RECORDS below:
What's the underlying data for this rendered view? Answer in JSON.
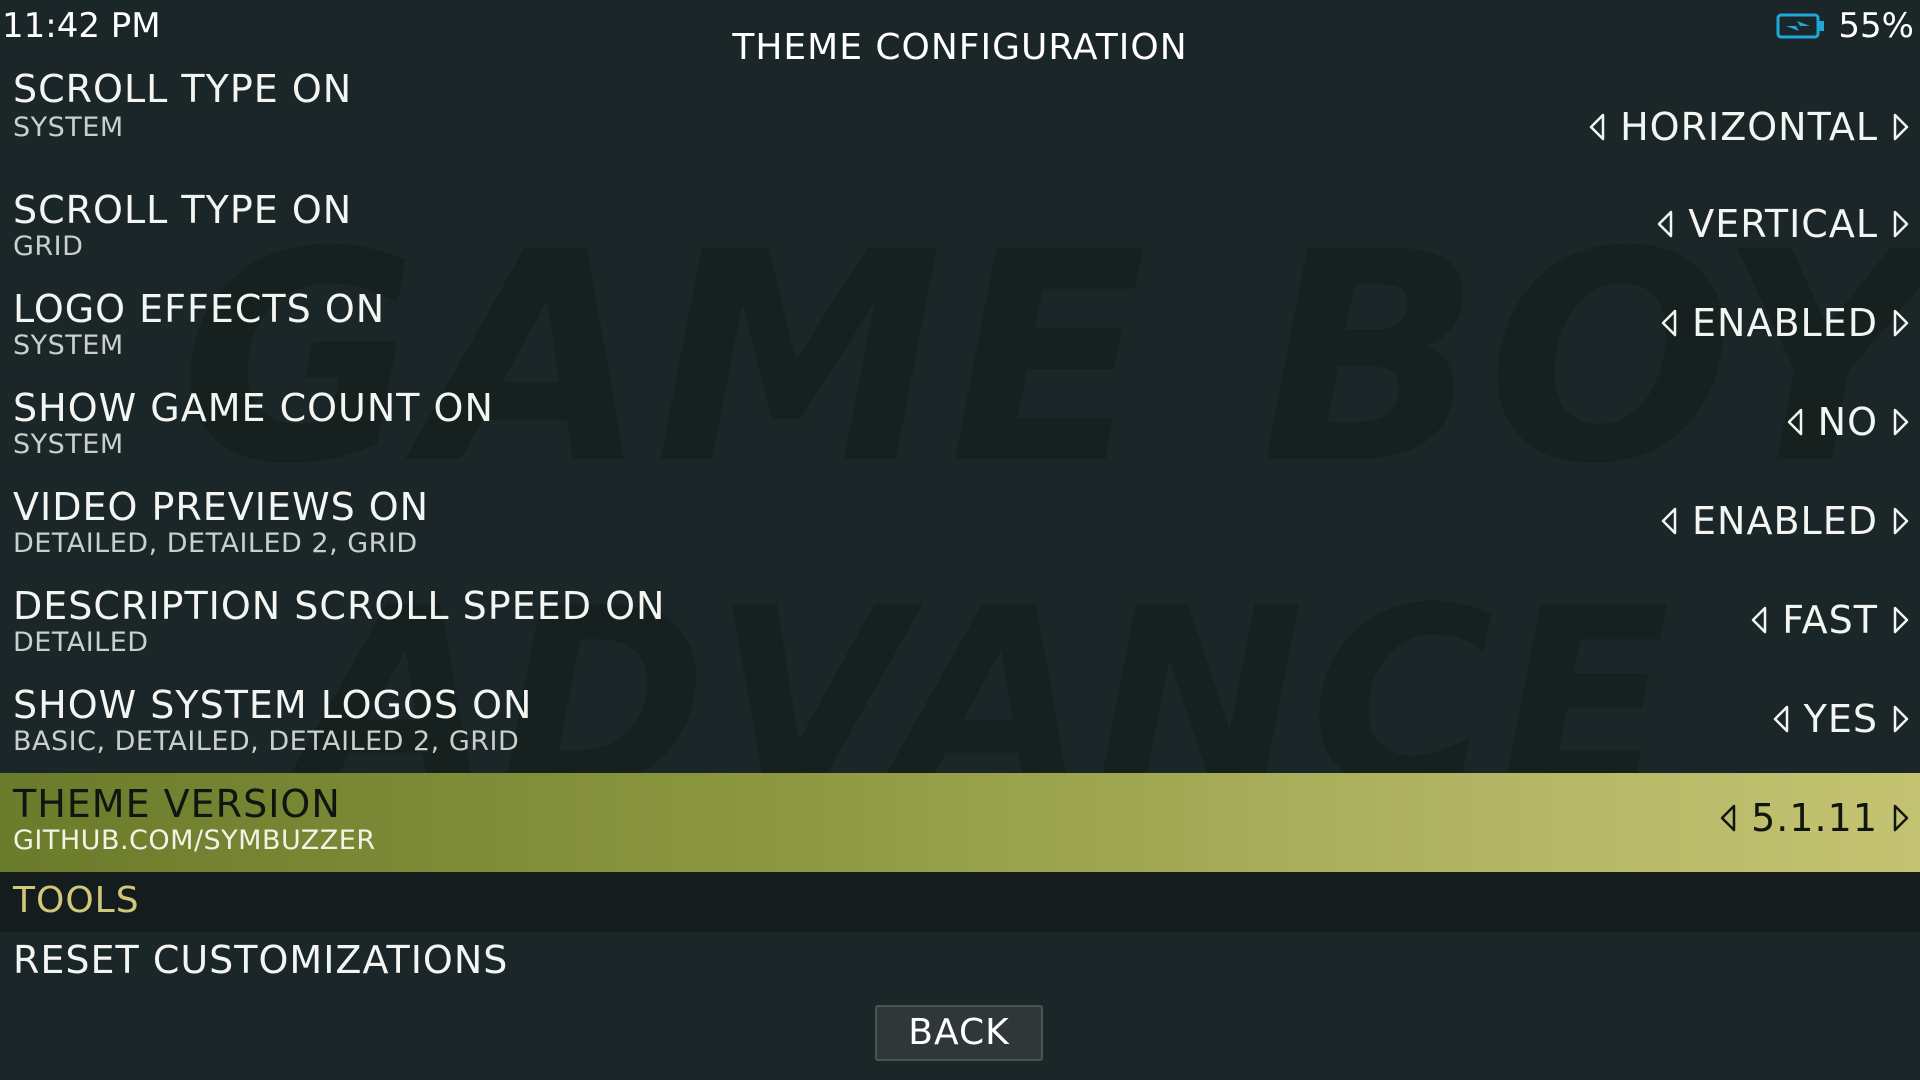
{
  "status_bar": {
    "time": "11:42 PM",
    "battery_percent": "55%",
    "battery_icon": "battery-charging-icon",
    "accent_color": "#1fa7d9"
  },
  "header": {
    "title": "THEME CONFIGURATION"
  },
  "background": {
    "watermark_line_1": "GAME BOY",
    "watermark_line_2": "ADVANCE"
  },
  "settings": {
    "items": [
      {
        "label": "SCROLL TYPE ON",
        "sub": "SYSTEM",
        "value": "HORIZONTAL"
      },
      {
        "label": "SCROLL TYPE ON",
        "sub": "GRID",
        "value": "VERTICAL"
      },
      {
        "label": "LOGO EFFECTS ON",
        "sub": "SYSTEM",
        "value": "ENABLED"
      },
      {
        "label": "SHOW GAME COUNT ON",
        "sub": "SYSTEM",
        "value": "NO"
      },
      {
        "label": "VIDEO PREVIEWS ON",
        "sub": "DETAILED, DETAILED 2, GRID",
        "value": "ENABLED"
      },
      {
        "label": "DESCRIPTION SCROLL SPEED ON",
        "sub": "DETAILED",
        "value": "FAST"
      },
      {
        "label": "SHOW SYSTEM LOGOS ON",
        "sub": "BASIC, DETAILED, DETAILED 2, GRID",
        "value": "YES"
      },
      {
        "label": "THEME VERSION",
        "sub": "GITHUB.COM/SYMBUZZER",
        "value": "5.1.11",
        "selected": true
      }
    ],
    "selected_color": "#8c9740"
  },
  "tools": {
    "header": "TOOLS",
    "reset_label": "RESET CUSTOMIZATIONS"
  },
  "footer": {
    "back_label": "BACK"
  }
}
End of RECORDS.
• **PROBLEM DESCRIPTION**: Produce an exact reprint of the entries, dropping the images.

• **FINAL ANSWER**:
What's the underlying data for this rendered view? Answer in JSON.
{
  "status_bar": {
    "time": "11:42 PM",
    "battery_percent": "55%",
    "battery_icon": "battery-charging-icon",
    "accent_color": "#1fa7d9"
  },
  "header": {
    "title": "THEME CONFIGURATION"
  },
  "background": {
    "watermark_line_1": "GAME BOY",
    "watermark_line_2": "ADVANCE"
  },
  "settings": {
    "items": [
      {
        "label": "SCROLL TYPE ON",
        "sub": "SYSTEM",
        "value": "HORIZONTAL"
      },
      {
        "label": "SCROLL TYPE ON",
        "sub": "GRID",
        "value": "VERTICAL"
      },
      {
        "label": "LOGO EFFECTS ON",
        "sub": "SYSTEM",
        "value": "ENABLED"
      },
      {
        "label": "SHOW GAME COUNT ON",
        "sub": "SYSTEM",
        "value": "NO"
      },
      {
        "label": "VIDEO PREVIEWS ON",
        "sub": "DETAILED, DETAILED 2, GRID",
        "value": "ENABLED"
      },
      {
        "label": "DESCRIPTION SCROLL SPEED ON",
        "sub": "DETAILED",
        "value": "FAST"
      },
      {
        "label": "SHOW SYSTEM LOGOS ON",
        "sub": "BASIC, DETAILED, DETAILED 2, GRID",
        "value": "YES"
      },
      {
        "label": "THEME VERSION",
        "sub": "GITHUB.COM/SYMBUZZER",
        "value": "5.1.11",
        "selected": true
      }
    ],
    "selected_color": "#8c9740"
  },
  "tools": {
    "header": "TOOLS",
    "reset_label": "RESET CUSTOMIZATIONS"
  },
  "footer": {
    "back_label": "BACK"
  }
}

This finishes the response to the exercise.